Sinsheim - Sunday 15 June 2014 is one date destined to remain burnished in the memory of Sejad Salihovic. Fitness and likely selection permitting, TSG 1899 Hoffenheim's set-piece specialist will step out at the legendary Maracana Stadium in Rio de Janeiro to face Argentina as Bosnia and Herzegovina take their historic bow at a FIFA World Cup finals.
The pressure, according to the 29-year-old midfielder, will all be on Lionel Messi et al, favourites to win this game and Group F as well, where Nigeria and Iran are also battling for a place in the last 16. The occasion itself, he acknowledges, will be the fulfilment of a long-held dream. It's a common sentiment among footballers in connection with a tournament that will be followed first-hand by millions and, worldwide, by billions. For Salihovic, however, the dream has an altogether greater resonance.
Like many of his current national team-mates, Sejad's life was changed forever by the Bosnian War of 1992-95, one of the conflicts arising from the break-up of Yugoslavia. His family fled the violence and landed up in Berlin, where his talent on the ball earned his place in the youth ranks of local powerhouse Hertha. In 2006, Ralf Rangnick signed him up for an ambitious Hoffenheim side who at that juncture were still playing third-flight football. Two seasons of back-to-back promotion later, they were in the Bundesliga for the first time and Salihovic, having helped them get there, has remained true to the club through thick and thin ever since.
The relationship with his homeland remains “very special,” he says, and celebrating the nation's first-time qualification for the finals with thousands of his compatriots in the capital, Sarajevo, was an unforgettable experience – one which was achieved with the help of several other players earning their corn in the Bundesliga. VfB Stuttgart's Vedad Ibisevic, Sead Kolasinac of FC Schalke 04, Bayer Leverkusen's Emir Spahic, Mensur Mujdza of SC Freiburg and new Hoffenheim club-mate Ermin Bicakcic are all set to join Salihovic on the flight to Brazil, not to mention Edin Dzeko and Zvjezdan Misimovic, two of the key players in VfL Wolfsburg's 2009 Bundesliga title-winning side.
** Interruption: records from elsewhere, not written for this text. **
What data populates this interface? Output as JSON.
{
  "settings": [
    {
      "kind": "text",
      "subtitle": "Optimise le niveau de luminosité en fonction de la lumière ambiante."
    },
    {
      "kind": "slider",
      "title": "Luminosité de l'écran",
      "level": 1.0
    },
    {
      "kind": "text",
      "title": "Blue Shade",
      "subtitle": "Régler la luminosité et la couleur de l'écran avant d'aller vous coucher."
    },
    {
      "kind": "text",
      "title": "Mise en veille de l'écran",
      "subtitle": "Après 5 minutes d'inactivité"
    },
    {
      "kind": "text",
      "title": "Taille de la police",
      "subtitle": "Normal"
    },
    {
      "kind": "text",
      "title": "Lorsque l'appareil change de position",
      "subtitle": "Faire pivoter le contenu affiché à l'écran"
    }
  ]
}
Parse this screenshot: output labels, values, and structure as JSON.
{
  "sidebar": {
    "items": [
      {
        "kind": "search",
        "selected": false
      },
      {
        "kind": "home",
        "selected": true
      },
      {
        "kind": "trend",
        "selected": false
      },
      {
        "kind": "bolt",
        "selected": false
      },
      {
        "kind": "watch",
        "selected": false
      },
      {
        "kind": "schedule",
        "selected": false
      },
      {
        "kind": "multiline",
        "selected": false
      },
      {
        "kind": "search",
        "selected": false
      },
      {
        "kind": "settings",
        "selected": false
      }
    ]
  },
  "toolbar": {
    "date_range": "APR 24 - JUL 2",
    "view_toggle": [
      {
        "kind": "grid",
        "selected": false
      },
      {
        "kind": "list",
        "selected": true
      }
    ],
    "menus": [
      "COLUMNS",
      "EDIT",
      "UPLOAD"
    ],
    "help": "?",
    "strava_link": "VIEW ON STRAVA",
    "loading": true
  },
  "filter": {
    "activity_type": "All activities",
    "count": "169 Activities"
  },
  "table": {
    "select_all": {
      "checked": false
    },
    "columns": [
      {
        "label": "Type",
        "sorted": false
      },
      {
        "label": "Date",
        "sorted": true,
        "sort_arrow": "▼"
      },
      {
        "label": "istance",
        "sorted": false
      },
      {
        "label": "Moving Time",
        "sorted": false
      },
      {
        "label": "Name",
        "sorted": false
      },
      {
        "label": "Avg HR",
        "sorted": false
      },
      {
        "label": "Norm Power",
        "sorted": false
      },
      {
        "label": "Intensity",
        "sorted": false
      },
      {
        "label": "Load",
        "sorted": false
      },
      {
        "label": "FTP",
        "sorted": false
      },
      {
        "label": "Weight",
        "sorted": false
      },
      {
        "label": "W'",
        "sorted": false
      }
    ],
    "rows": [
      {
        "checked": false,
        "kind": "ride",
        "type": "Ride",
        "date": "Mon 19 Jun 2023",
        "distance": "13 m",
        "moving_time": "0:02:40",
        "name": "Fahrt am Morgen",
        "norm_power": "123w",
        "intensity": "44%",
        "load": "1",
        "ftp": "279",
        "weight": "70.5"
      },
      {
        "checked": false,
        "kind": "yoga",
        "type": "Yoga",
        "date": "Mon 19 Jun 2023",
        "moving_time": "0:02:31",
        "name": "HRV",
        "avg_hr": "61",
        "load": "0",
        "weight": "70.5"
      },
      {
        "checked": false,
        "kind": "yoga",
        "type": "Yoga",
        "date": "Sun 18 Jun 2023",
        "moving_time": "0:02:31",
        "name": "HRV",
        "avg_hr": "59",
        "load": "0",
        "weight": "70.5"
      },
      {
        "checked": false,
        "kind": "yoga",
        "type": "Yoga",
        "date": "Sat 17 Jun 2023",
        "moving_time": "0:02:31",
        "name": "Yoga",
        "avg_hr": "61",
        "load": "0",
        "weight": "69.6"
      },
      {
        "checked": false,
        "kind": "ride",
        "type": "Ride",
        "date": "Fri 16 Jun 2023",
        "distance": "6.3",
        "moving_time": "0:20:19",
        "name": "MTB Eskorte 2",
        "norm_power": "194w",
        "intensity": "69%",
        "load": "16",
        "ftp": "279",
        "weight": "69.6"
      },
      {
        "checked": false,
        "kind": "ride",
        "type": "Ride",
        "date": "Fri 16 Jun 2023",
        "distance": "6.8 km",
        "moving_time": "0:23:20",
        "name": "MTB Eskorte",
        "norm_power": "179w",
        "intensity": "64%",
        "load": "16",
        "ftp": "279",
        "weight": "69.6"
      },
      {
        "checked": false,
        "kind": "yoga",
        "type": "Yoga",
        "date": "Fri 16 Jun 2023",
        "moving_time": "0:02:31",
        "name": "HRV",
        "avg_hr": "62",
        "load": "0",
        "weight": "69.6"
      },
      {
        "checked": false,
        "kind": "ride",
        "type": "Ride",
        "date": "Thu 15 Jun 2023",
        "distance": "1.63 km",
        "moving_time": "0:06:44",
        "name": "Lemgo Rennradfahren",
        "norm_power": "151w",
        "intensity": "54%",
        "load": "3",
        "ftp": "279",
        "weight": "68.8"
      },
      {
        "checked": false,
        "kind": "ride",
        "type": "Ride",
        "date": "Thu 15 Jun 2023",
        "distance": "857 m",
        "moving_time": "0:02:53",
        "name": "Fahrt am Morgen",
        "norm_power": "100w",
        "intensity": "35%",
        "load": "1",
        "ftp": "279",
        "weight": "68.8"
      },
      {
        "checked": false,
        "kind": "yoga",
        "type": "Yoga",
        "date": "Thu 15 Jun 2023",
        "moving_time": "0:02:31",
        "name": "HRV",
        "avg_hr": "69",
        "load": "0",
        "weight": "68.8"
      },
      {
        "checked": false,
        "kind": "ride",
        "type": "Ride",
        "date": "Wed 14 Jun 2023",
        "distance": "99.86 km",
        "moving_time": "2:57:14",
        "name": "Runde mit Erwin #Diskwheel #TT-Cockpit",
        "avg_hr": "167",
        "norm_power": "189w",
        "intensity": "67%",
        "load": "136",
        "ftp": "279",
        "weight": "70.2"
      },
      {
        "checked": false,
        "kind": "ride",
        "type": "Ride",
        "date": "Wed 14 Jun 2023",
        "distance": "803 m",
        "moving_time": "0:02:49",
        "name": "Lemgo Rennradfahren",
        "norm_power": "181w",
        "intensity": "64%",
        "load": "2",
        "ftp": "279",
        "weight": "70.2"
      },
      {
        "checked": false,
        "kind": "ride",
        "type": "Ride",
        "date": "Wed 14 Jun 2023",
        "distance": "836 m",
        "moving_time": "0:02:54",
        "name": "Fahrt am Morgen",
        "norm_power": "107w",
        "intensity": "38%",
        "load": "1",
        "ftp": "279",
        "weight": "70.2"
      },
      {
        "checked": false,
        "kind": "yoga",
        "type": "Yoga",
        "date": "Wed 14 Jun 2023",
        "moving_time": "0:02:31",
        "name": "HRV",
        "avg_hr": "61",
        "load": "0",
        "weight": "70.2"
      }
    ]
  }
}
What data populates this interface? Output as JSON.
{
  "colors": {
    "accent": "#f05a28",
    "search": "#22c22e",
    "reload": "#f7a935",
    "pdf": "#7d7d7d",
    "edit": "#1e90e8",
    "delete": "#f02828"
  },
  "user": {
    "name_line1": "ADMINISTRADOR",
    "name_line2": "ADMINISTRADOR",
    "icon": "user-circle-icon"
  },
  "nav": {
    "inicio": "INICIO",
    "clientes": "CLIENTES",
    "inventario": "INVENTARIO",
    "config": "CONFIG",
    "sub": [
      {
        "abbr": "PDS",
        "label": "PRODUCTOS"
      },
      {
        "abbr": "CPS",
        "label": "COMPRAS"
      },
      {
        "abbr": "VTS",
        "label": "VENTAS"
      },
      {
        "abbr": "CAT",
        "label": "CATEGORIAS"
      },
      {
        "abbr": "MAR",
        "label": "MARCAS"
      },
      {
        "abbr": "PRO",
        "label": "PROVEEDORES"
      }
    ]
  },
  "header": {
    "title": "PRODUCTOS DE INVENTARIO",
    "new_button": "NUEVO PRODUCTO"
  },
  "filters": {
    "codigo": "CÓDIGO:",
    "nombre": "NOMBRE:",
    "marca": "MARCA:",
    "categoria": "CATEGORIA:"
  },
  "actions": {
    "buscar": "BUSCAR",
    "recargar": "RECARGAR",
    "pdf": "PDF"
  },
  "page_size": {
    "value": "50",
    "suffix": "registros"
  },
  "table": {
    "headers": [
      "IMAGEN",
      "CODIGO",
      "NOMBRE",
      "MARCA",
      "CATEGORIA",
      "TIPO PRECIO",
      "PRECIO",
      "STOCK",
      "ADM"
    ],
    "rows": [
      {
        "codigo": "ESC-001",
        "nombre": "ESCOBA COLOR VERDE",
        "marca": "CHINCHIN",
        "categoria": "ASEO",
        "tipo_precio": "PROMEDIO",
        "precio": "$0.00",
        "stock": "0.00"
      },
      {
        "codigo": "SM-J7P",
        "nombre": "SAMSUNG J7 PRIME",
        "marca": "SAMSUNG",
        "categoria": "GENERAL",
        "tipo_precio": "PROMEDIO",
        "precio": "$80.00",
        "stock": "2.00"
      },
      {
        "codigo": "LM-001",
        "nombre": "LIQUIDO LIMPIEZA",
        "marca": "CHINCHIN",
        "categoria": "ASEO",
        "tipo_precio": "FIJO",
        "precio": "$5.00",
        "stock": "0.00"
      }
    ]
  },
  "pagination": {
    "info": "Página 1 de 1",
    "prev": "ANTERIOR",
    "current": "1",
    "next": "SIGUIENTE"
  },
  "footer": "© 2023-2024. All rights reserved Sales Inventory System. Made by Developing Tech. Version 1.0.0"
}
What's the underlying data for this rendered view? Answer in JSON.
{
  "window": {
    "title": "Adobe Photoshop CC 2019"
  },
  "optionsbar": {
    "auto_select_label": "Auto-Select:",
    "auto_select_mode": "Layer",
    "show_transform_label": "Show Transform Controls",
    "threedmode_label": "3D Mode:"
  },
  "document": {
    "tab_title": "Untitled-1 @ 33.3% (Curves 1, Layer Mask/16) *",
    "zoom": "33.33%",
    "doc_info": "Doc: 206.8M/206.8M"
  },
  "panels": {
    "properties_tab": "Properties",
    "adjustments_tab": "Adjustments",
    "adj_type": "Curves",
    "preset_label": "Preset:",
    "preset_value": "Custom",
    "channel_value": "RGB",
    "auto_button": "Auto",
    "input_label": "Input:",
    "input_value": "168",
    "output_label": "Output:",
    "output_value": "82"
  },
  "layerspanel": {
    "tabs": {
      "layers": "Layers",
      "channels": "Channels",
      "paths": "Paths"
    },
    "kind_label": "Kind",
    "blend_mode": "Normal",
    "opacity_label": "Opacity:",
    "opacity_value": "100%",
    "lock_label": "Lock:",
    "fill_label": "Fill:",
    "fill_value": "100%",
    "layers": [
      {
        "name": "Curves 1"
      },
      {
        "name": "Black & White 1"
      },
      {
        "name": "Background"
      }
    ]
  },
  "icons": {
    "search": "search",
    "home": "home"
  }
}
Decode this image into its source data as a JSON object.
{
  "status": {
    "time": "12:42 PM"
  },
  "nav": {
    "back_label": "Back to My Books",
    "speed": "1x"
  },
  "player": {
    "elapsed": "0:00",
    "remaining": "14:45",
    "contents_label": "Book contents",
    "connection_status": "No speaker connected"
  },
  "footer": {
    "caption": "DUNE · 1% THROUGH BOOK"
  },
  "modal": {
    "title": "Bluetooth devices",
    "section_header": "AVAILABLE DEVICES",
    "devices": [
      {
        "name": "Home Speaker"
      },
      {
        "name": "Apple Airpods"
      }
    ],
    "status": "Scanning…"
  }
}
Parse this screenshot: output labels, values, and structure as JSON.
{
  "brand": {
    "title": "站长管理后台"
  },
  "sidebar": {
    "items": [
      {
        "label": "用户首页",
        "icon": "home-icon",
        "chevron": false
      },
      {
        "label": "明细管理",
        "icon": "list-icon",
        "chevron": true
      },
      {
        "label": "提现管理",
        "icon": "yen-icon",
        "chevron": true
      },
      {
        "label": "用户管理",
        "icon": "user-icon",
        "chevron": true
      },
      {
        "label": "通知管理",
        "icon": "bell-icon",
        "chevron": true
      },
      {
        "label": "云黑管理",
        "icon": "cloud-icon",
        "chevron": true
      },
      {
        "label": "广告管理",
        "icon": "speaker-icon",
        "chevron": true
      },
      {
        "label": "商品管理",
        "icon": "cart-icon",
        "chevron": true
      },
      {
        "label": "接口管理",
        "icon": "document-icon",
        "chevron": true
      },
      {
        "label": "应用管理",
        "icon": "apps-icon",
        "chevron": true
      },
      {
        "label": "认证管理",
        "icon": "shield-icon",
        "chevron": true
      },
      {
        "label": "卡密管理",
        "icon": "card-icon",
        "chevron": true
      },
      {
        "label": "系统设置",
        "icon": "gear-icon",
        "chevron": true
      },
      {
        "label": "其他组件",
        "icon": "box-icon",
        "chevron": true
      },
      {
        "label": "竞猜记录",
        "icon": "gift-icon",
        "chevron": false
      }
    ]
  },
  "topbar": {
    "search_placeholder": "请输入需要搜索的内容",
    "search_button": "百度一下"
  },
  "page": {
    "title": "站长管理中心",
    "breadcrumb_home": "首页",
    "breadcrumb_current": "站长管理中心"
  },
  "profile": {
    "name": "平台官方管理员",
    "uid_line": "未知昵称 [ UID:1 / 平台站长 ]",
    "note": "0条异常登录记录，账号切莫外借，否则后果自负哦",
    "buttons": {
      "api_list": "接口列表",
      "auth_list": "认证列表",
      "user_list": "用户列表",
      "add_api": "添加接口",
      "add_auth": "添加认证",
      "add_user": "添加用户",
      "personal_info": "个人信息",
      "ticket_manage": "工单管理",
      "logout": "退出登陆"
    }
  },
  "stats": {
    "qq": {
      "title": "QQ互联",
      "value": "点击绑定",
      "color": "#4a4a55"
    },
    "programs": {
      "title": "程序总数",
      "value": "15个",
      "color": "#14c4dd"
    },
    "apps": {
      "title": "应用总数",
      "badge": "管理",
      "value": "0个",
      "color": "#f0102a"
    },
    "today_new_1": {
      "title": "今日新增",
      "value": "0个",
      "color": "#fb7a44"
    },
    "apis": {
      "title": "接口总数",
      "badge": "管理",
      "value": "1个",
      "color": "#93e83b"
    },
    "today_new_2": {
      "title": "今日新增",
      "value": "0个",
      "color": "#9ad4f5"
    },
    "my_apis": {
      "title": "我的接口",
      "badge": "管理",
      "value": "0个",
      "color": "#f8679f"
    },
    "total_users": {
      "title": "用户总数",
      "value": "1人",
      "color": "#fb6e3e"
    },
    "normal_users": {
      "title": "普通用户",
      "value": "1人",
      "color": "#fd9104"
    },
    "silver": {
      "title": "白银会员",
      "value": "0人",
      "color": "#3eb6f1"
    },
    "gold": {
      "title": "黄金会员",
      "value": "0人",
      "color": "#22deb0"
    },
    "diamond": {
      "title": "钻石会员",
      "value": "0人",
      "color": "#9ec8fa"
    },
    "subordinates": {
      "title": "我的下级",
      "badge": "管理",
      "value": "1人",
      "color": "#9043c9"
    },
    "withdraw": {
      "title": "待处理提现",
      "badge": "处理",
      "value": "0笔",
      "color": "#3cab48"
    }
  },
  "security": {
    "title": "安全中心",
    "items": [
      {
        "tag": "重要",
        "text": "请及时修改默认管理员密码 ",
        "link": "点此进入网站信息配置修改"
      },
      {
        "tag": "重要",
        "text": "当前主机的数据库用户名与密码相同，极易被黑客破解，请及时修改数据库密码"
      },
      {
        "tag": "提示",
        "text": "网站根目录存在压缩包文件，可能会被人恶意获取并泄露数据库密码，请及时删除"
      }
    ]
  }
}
Having twice previously been eliminated by Portugal in the play-offs, the young Balkan nation this time took the direct route, winning their qualifying group on goal difference ahead of Greece. “The fact that we've finally managed it is a demonstration of the team's spirit,” says the TSG linchpin, “we've a lot of self-belief and we play good, attacking football.” Head coach Safet Susic is the man in charge of Operation Brazil 2014. Capped 54 times for Yugoslavia, the former midfield ace is, in Salihovic's words, “a legend, someone everybody respects.”
His own place in Susic's system is at left-back, where Hoffenheim coach Markus Gisdol also deployed him on occasion as a stopgap measure this season. For the national team, the position has become more long-term and Salihovic has to grin when explaining that his first priority is to defend. At any rate, “I've got used to playing there.” All-in-all, his road to the World Cup finals has been a long and far from straightforward one and he means to make the most of it. His flood-ravaged homeland could certainly do with some diversionary good news on the sporting front at the moment.
Salihovic's family will be over in Brazil in numbers to follow his and the team's progress on the ground. Qualifying from the group, he says, is “doable.” And after that, anything is possible...